> >> call them "inalienably possessed nouns"), one cannot make such a noun
> >> dispossessed.
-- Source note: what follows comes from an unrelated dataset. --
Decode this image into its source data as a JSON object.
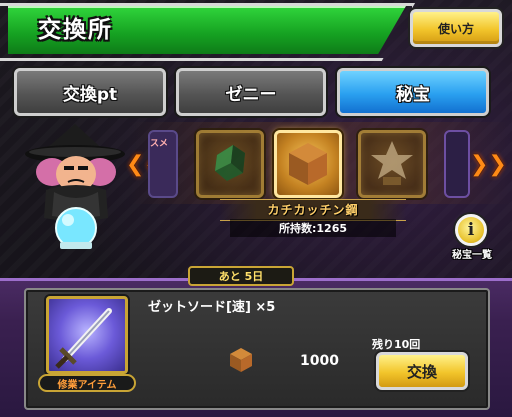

The closest one can do (and indeed does) is to mark the
> >> possessor as third person indefinite ("something's/someone's"), to
> indicate
> >> that the possessor is irrelevant/unknown.
> >>
> >> So "a pile of heads" in Haotyétpi would probably be translated as _ossén
> >> coré_: "a great many heads" (without the indefinite possessive suffix
> >> _-(s)e_, the phrase would become _ossén cór_: "a great many of their
> >> heads", implying possessors that have already been mentioned or are
> known
> >> by context). One could also say _yussú coré_: "many heads", but using
> >> _yussú_ implies that one can still easily count how many heads there
> are,
> >> which, to me at least, is not quite what one means when they say "a
> pile of
> >> heads". _Ossén_ implies that something that is normally countable might
> as
> >> well be uncountable, due to sheer number (_yussú kár_ is just "many
> >> people". _Ossén kár_ is "a sea of people, a large crowd).
> >>
> >> As for "headless" or "lacking a head", there are various ways to handle
> >> that. _Coré saprú_ means "without someone's head", from the verb _sáp_:
> "to
> >> lack" together with the adverbial suffix _-ru_: "while ...+ing". It
> >> implies, naturally, that the person is normally walking around with some
> >> head hanging from their belt, and they're missing it. If they were
> missing
> >> their own head, _cór saprú_: "without his/her/their head" would do it,
> >> although it would be ambiguous between whether one is missing their own
> >> head or somebody else's head, who's known from context or has been
> >> mentioned before (as in English basically). If you really want to say
> >> "headless, without one's own head", the easiest way would be to use the
> >> verb _corsáp_: "to be headless, to lack one's head", formed by noun
> >> incorporation.
> >>
> >> And yes, talking about piles of heads and headless beings is quite
> >> important indeed :P.
> >>
> >>
> >> > Sent from my iPhone
> >> >
> >> > > On Mar 13, 2016, at 6:17 PM, Sylvia Sotomayor <[log in to unmask]>
> >> > wrote:
> >> > >
> >> > > I am working on a grammar for a new language (looks a bit like the
> >> > > previous one) and I just found myself writing: "Obligatorily
> possessed
> >> > > nouns can become dispossessed by appending =yo to the noun, as in
> >> > > pe=lene sono=yo (COLL=pile head=dispossessed) ‘a pile of heads’. An
> >> > > obligatorily possessed noun must first be dispossessed before it can
> >> > > be lacking: sono=yo=tepe (head=dispossessed=lacking) ‘without a
> >> > > head’." because it is so very important to be able to talk about
> >> > > headless beings and piles of heads. :-)
> >> > >
> >> > > -S
> >> > >
> >> > > --
> >> > > Sylvia Sotomayor
> >> > >
> >> > > The sooner I fall behind the more time I have to catch up.
> >> >
> >>
> >>
> >>
> >> --
> >> Christophe Grandsire-Koevoets
> >> President of the Language Creation Society (http://conlang.org/)
> >>
> >> Personal Website: http://christophoronomicon.blogspot.com/
> >> Personal Tumblr: http://christophoronomicon.tumblr.com/
> >>
>
>
>
> --
> Sylvia Sotomayor
>
> The sooner I fall behind the more time I have to catch up.
>